▶ **EXERCISE DETAILS**:
Give the records below again in full, exactly as written, but without any images.

▶ **PROVIDED RECORDS**:
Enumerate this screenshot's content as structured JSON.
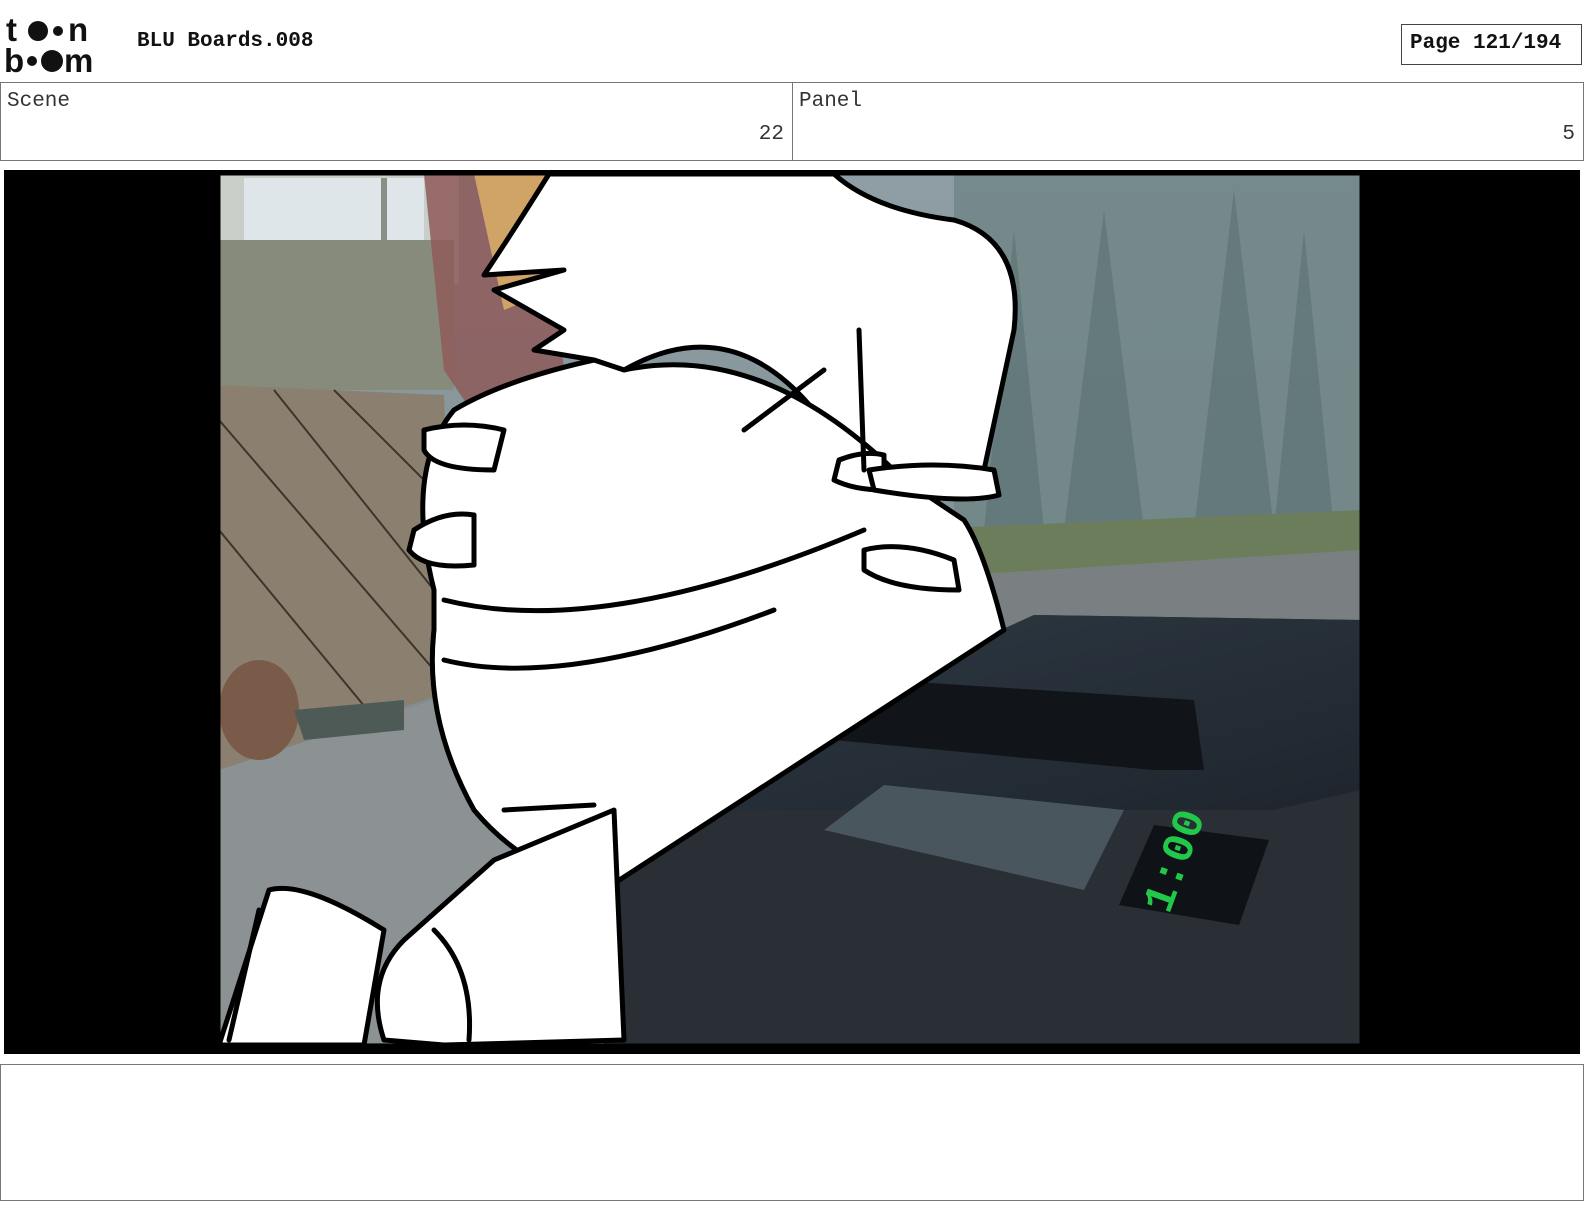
{
  "header": {
    "logo_text": "toon boom",
    "title": "BLU Boards.008",
    "page_indicator": "Page 121/194"
  },
  "info": {
    "scene_label": "Scene",
    "scene_value": "22",
    "panel_label": "Panel",
    "panel_value": "5"
  },
  "frame": {
    "timer_display": "1:00",
    "timer_color": "#22c84a",
    "letterbox_color": "#000000"
  },
  "notes": {
    "text": ""
  }
}
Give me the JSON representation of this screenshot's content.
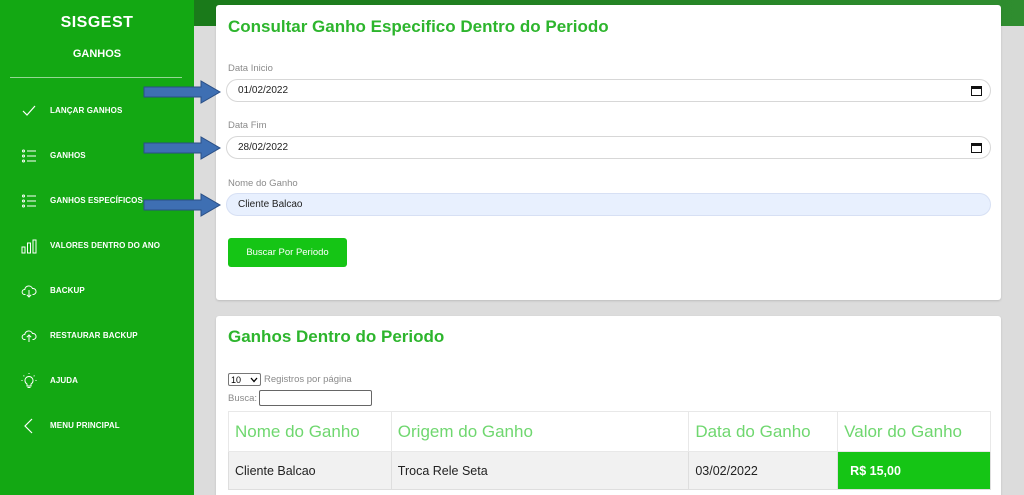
{
  "sidebar": {
    "brand": "SISGEST",
    "section": "GANHOS",
    "items": [
      {
        "label": "LANÇAR GANHOS",
        "icon": "check-icon"
      },
      {
        "label": "GANHOS",
        "icon": "list-icon"
      },
      {
        "label": "GANHOS ESPECÍFICOS",
        "icon": "list-icon"
      },
      {
        "label": "VALORES DENTRO DO ANO",
        "icon": "bar-chart-icon"
      },
      {
        "label": "BACKUP",
        "icon": "cloud-download-icon"
      },
      {
        "label": "RESTAURAR BACKUP",
        "icon": "cloud-upload-icon"
      },
      {
        "label": "AJUDA",
        "icon": "lightbulb-icon"
      },
      {
        "label": "MENU PRINCIPAL",
        "icon": "chevron-left-icon"
      }
    ]
  },
  "form": {
    "title": "Consultar Ganho Especifico Dentro do Periodo",
    "start_label": "Data Inicio",
    "start_value": "01/02/2022",
    "end_label": "Data Fim",
    "end_value": "28/02/2022",
    "name_label": "Nome do Ganho",
    "name_value": "Cliente Balcao",
    "search_button": "Buscar Por Periodo"
  },
  "results": {
    "title": "Ganhos Dentro do Periodo",
    "page_size": "10",
    "page_size_label": "Registros por página",
    "search_label": "Busca:",
    "columns": [
      "Nome do Ganho",
      "Origem do Ganho",
      "Data do Ganho",
      "Valor do Ganho"
    ],
    "rows": [
      {
        "name": "Cliente Balcao",
        "origin": "Troca Rele Seta",
        "date": "03/02/2022",
        "value": "R$ 15,00"
      }
    ]
  },
  "colors": {
    "sidebar": "#13a813",
    "accent": "#2db52d",
    "button": "#15c515",
    "arrow": "#3e6fb3"
  }
}
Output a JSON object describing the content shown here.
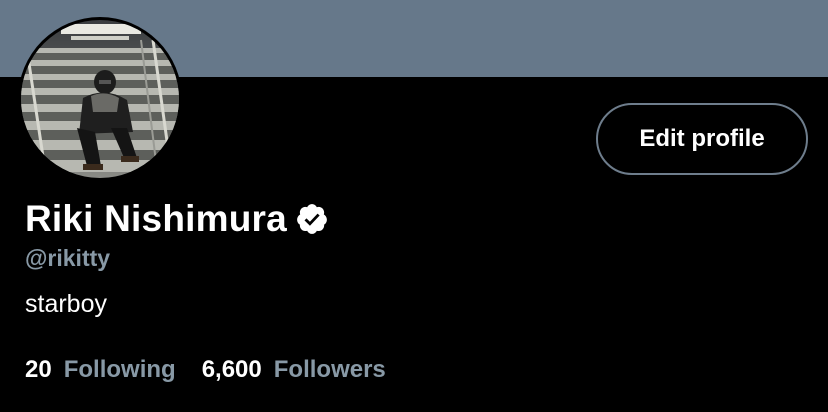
{
  "profile": {
    "banner_color": "#66788a",
    "display_name": "Riki Nishimura",
    "verified": true,
    "handle": "@rikitty",
    "bio": "starboy",
    "edit_button_label": "Edit profile",
    "avatar_description": "person-sitting-on-stairs-photo",
    "stats": [
      {
        "count": "20",
        "label": "Following"
      },
      {
        "count": "6,600",
        "label": "Followers"
      }
    ]
  },
  "colors": {
    "background": "#000000",
    "text_primary": "#ffffff",
    "text_secondary": "#8899a6",
    "button_border": "#6e7d8c"
  },
  "icons": {
    "verified": "verified-badge-icon"
  }
}
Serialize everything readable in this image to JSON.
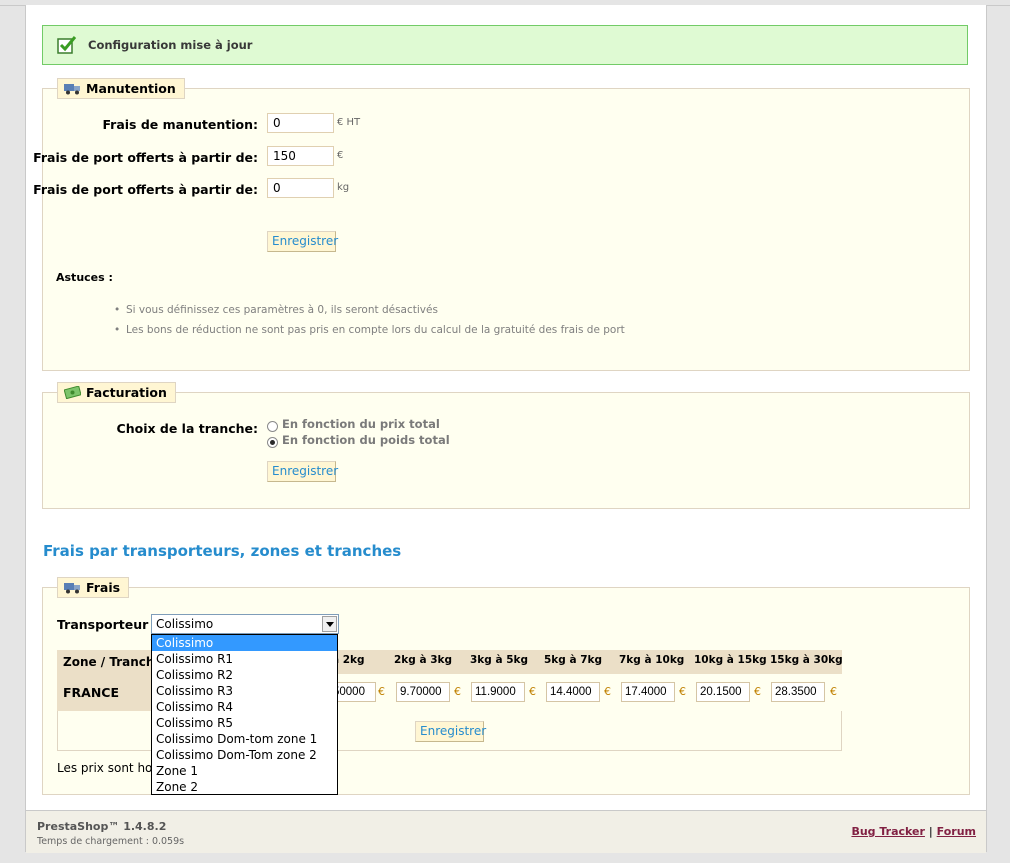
{
  "confirmation": "Configuration mise à jour",
  "manutention": {
    "legend": "Manutention",
    "fields": [
      {
        "label": "Frais de manutention:",
        "value": "0",
        "unit": "€ HT"
      },
      {
        "label": "Frais de port offerts à partir de:",
        "value": "150",
        "unit": "€"
      },
      {
        "label": "Frais de port offerts à partir de:",
        "value": "0",
        "unit": "kg"
      }
    ],
    "save": "Enregistrer",
    "tips_title": "Astuces :",
    "tips": [
      "Si vous définissez ces paramètres à 0, ils seront désactivés",
      "Les bons de réduction ne sont pas pris en compte lors du calcul de la gratuité des frais de port"
    ]
  },
  "facturation": {
    "legend": "Facturation",
    "label": "Choix de la tranche:",
    "options": [
      "En fonction du prix total",
      "En fonction du poids total"
    ],
    "selected_index": 1,
    "save": "Enregistrer"
  },
  "section_title": "Frais par transporteurs, zones et tranches",
  "frais": {
    "legend": "Frais",
    "carrier_label": "Transporteur :",
    "carrier_selected": "Colissimo",
    "carrier_options": [
      "Colissimo",
      "Colissimo R1",
      "Colissimo R2",
      "Colissimo R3",
      "Colissimo R4",
      "Colissimo R5",
      "Colissimo Dom-tom zone 1",
      "Colissimo Dom-Tom zone 2",
      "Zone 1",
      "Zone 2"
    ],
    "table": {
      "corner": "Zone / Tranch",
      "columns": [
        "à 2kg",
        "2kg à 3kg",
        "3kg à 5kg",
        "5kg à 7kg",
        "7kg à 10kg",
        "10kg à 15kg",
        "15kg à 30kg"
      ],
      "rows": [
        {
          "zone": "FRANCE",
          "values": [
            "50000",
            "9.70000",
            "11.9000",
            "14.4000",
            "17.4000",
            "20.1500",
            "28.3500"
          ],
          "currency": "€"
        }
      ]
    },
    "save": "Enregistrer",
    "note": "Les prix sont ho"
  },
  "footer": {
    "version": "PrestaShop™ 1.4.8.2",
    "load_time": "Temps de chargement : 0.059s",
    "bug_tracker": "Bug Tracker",
    "separator": "|",
    "forum": "Forum"
  },
  "colors": {
    "accent_blue": "#268ccd",
    "panel_bg": "#fffff0",
    "success_bg": "#dffad3",
    "link": "#812143"
  }
}
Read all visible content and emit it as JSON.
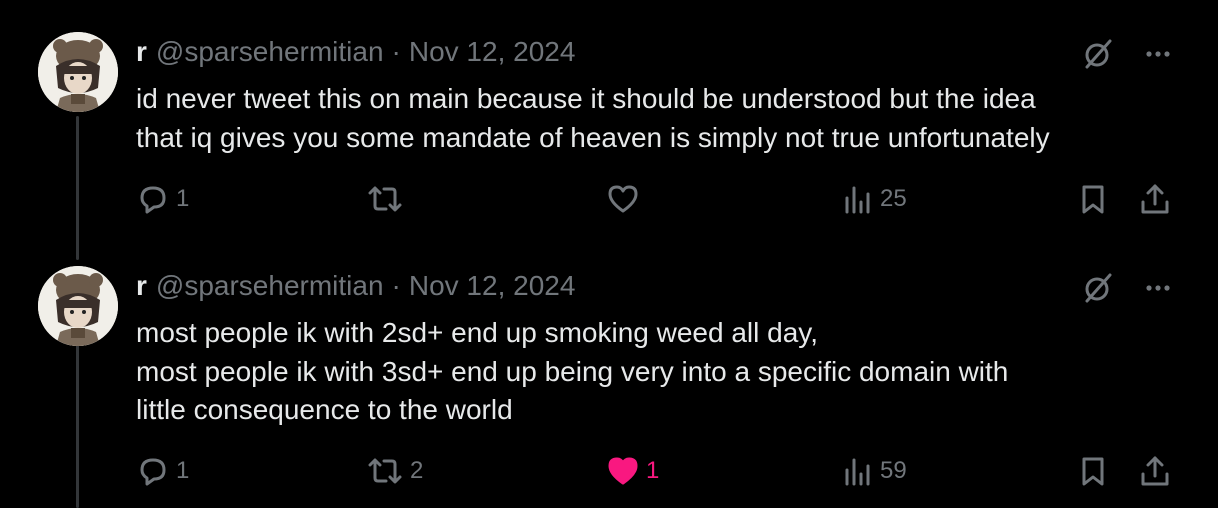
{
  "tweets": [
    {
      "name": "r",
      "handle": "@sparsehermitian",
      "separator": "·",
      "date": "Nov 12, 2024",
      "text": "id never tweet this on main because it should be understood but the idea\nthat iq gives you some mandate of heaven is simply not true unfortunately",
      "stats": {
        "replies": "1",
        "retweets": "",
        "likes": "",
        "views": "25"
      },
      "liked": false
    },
    {
      "name": "r",
      "handle": "@sparsehermitian",
      "separator": "·",
      "date": "Nov 12, 2024",
      "text": "most people ik with 2sd+ end up smoking weed all day,\nmost people ik with 3sd+ end up being very into a specific domain with\nlittle consequence to the world",
      "stats": {
        "replies": "1",
        "retweets": "2",
        "likes": "1",
        "views": "59"
      },
      "liked": true
    }
  ],
  "colors": {
    "background": "#000000",
    "text": "#e7e9ea",
    "muted": "#71767b",
    "like_active": "#f91880",
    "thread_line": "#333639"
  }
}
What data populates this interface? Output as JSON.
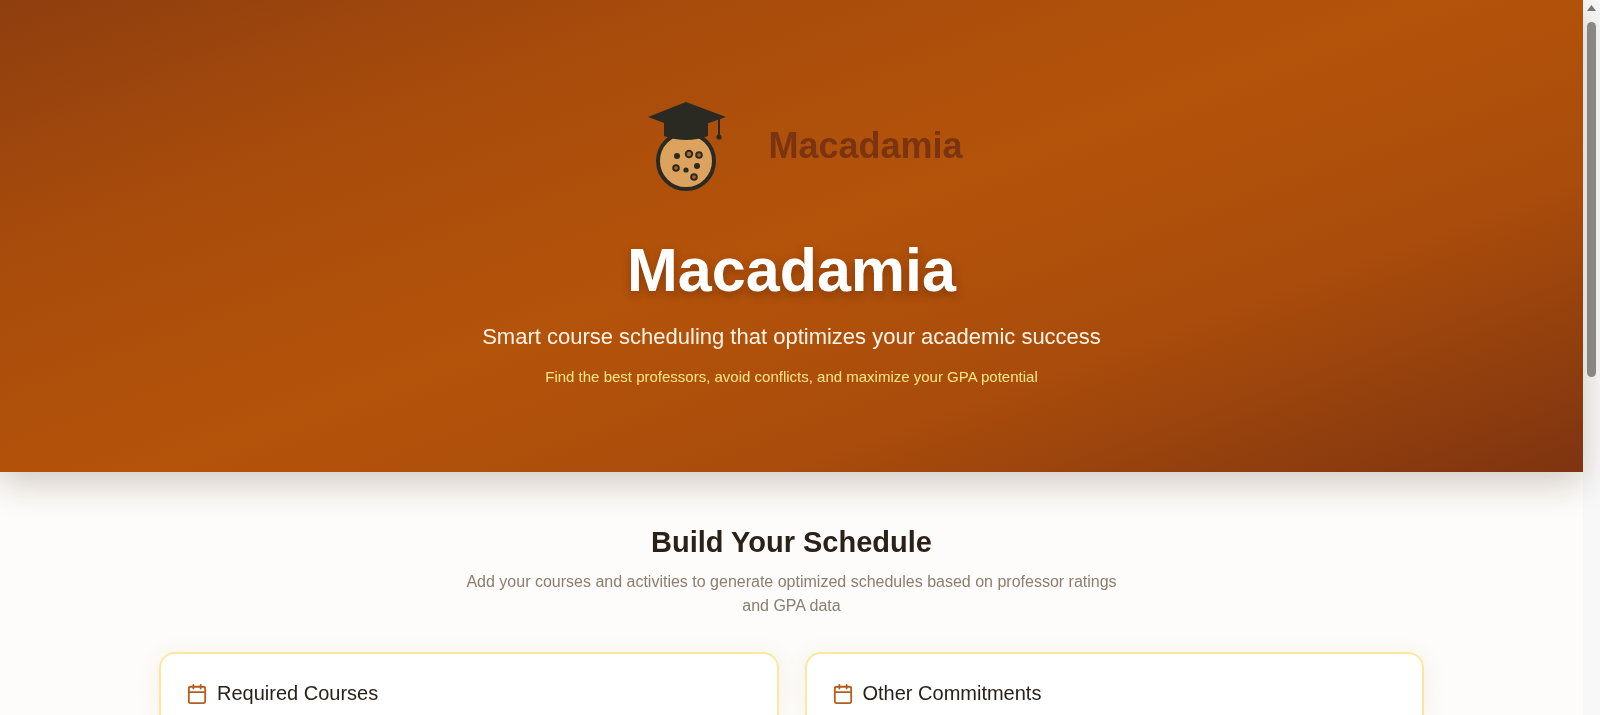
{
  "hero": {
    "logo_text": "Macadamia",
    "title": "Macadamia",
    "subtitle": "Smart course scheduling that optimizes your academic success",
    "tagline": "Find the best professors, avoid conflicts, and maximize your GPA potential"
  },
  "builder": {
    "heading": "Build Your Schedule",
    "description": "Add your courses and activities to generate optimized schedules based on professor ratings and GPA data"
  },
  "cards": [
    {
      "title": "Required Courses"
    },
    {
      "title": "Other Commitments"
    }
  ]
}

▶ **SOLUTION**:
Enumerate this screenshot's content as structured JSON.
{
  "header": {
    "logo_text": "toon boom",
    "title": "BLU Boards.008",
    "page_indicator": "Page 121/194"
  },
  "info": {
    "scene_label": "Scene",
    "scene_value": "22",
    "panel_label": "Panel",
    "panel_value": "5"
  },
  "frame": {
    "timer_display": "1:00",
    "timer_color": "#22c84a",
    "letterbox_color": "#000000"
  },
  "notes": {
    "text": ""
  }
}
Give me the JSON representation of this screenshot's content.
{
  "sidebar": {
    "brand": "SISGEST",
    "section": "GANHOS",
    "items": [
      {
        "label": "LANÇAR GANHOS",
        "icon": "check-icon"
      },
      {
        "label": "GANHOS",
        "icon": "list-icon"
      },
      {
        "label": "GANHOS ESPECÍFICOS",
        "icon": "list-icon"
      },
      {
        "label": "VALORES DENTRO DO ANO",
        "icon": "bar-chart-icon"
      },
      {
        "label": "BACKUP",
        "icon": "cloud-download-icon"
      },
      {
        "label": "RESTAURAR BACKUP",
        "icon": "cloud-upload-icon"
      },
      {
        "label": "AJUDA",
        "icon": "lightbulb-icon"
      },
      {
        "label": "MENU PRINCIPAL",
        "icon": "chevron-left-icon"
      }
    ]
  },
  "form": {
    "title": "Consultar Ganho Especifico Dentro do Periodo",
    "start_label": "Data Inicio",
    "start_value": "01/02/2022",
    "end_label": "Data Fim",
    "end_value": "28/02/2022",
    "name_label": "Nome do Ganho",
    "name_value": "Cliente Balcao",
    "search_button": "Buscar Por Periodo"
  },
  "results": {
    "title": "Ganhos Dentro do Periodo",
    "page_size": "10",
    "page_size_label": "Registros por página",
    "search_label": "Busca:",
    "columns": [
      "Nome do Ganho",
      "Origem do Ganho",
      "Data do Ganho",
      "Valor do Ganho"
    ],
    "rows": [
      {
        "name": "Cliente Balcao",
        "origin": "Troca Rele Seta",
        "date": "03/02/2022",
        "value": "R$ 15,00"
      }
    ]
  },
  "colors": {
    "sidebar": "#13a813",
    "accent": "#2db52d",
    "button": "#15c515",
    "arrow": "#3e6fb3"
  }
}
Output a JSON object describing the content shown here.
{
  "profile": {
    "banner_color": "#66788a",
    "display_name": "Riki Nishimura",
    "verified": true,
    "handle": "@rikitty",
    "bio": "starboy",
    "edit_button_label": "Edit profile",
    "avatar_description": "person-sitting-on-stairs-photo",
    "stats": [
      {
        "count": "20",
        "label": "Following"
      },
      {
        "count": "6,600",
        "label": "Followers"
      }
    ]
  },
  "colors": {
    "background": "#000000",
    "text_primary": "#ffffff",
    "text_secondary": "#8899a6",
    "button_border": "#6e7d8c"
  },
  "icons": {
    "verified": "verified-badge-icon"
  }
}
Serialize everything readable in this image to JSON.
{
  "confirmation": "Configuration mise à jour",
  "manutention": {
    "legend": "Manutention",
    "fields": [
      {
        "label": "Frais de manutention:",
        "value": "0",
        "unit": "€ HT"
      },
      {
        "label": "Frais de port offerts à partir de:",
        "value": "150",
        "unit": "€"
      },
      {
        "label": "Frais de port offerts à partir de:",
        "value": "0",
        "unit": "kg"
      }
    ],
    "save": "Enregistrer",
    "tips_title": "Astuces :",
    "tips": [
      "Si vous définissez ces paramètres à 0, ils seront désactivés",
      "Les bons de réduction ne sont pas pris en compte lors du calcul de la gratuité des frais de port"
    ]
  },
  "facturation": {
    "legend": "Facturation",
    "label": "Choix de la tranche:",
    "options": [
      "En fonction du prix total",
      "En fonction du poids total"
    ],
    "selected_index": 1,
    "save": "Enregistrer"
  },
  "section_title": "Frais par transporteurs, zones et tranches",
  "frais": {
    "legend": "Frais",
    "carrier_label": "Transporteur :",
    "carrier_selected": "Colissimo",
    "carrier_options": [
      "Colissimo",
      "Colissimo R1",
      "Colissimo R2",
      "Colissimo R3",
      "Colissimo R4",
      "Colissimo R5",
      "Colissimo Dom-tom zone 1",
      "Colissimo Dom-Tom zone 2",
      "Zone 1",
      "Zone 2"
    ],
    "table": {
      "corner": "Zone / Tranch",
      "columns": [
        "à 2kg",
        "2kg à 3kg",
        "3kg à 5kg",
        "5kg à 7kg",
        "7kg à 10kg",
        "10kg à 15kg",
        "15kg à 30kg"
      ],
      "rows": [
        {
          "zone": "FRANCE",
          "values": [
            "50000",
            "9.70000",
            "11.9000",
            "14.4000",
            "17.4000",
            "20.1500",
            "28.3500"
          ],
          "currency": "€"
        }
      ]
    },
    "save": "Enregistrer",
    "note": "Les prix sont ho"
  },
  "footer": {
    "version": "PrestaShop™ 1.4.8.2",
    "load_time": "Temps de chargement : 0.059s",
    "bug_tracker": "Bug Tracker",
    "separator": "|",
    "forum": "Forum"
  },
  "colors": {
    "accent_blue": "#268ccd",
    "panel_bg": "#fffff0",
    "success_bg": "#dffad3",
    "link": "#812143"
  }
}
Read all visible content and emit it as JSON.
{
  "tweets": [
    {
      "name": "r",
      "handle": "@sparsehermitian",
      "separator": "·",
      "date": "Nov 12, 2024",
      "text": "id never tweet this on main because it should be understood but the idea\nthat iq gives you some mandate of heaven is simply not true unfortunately",
      "stats": {
        "replies": "1",
        "retweets": "",
        "likes": "",
        "views": "25"
      },
      "liked": false
    },
    {
      "name": "r",
      "handle": "@sparsehermitian",
      "separator": "·",
      "date": "Nov 12, 2024",
      "text": "most people ik with 2sd+ end up smoking weed all day,\nmost people ik with 3sd+ end up being very into a specific domain with\nlittle consequence to the world",
      "stats": {
        "replies": "1",
        "retweets": "2",
        "likes": "1",
        "views": "59"
      },
      "liked": true
    }
  ],
  "colors": {
    "background": "#000000",
    "text": "#e7e9ea",
    "muted": "#71767b",
    "like_active": "#f91880",
    "thread_line": "#333639"
  }
}
What data populates this interface? Output as JSON.
{
  "hero": {
    "logo_text": "Macadamia",
    "title": "Macadamia",
    "subtitle": "Smart course scheduling that optimizes your academic success",
    "tagline": "Find the best professors, avoid conflicts, and maximize your GPA potential"
  },
  "builder": {
    "heading": "Build Your Schedule",
    "description": "Add your courses and activities to generate optimized schedules based on professor ratings and GPA data"
  },
  "cards": [
    {
      "title": "Required Courses"
    },
    {
      "title": "Other Commitments"
    }
  ]
}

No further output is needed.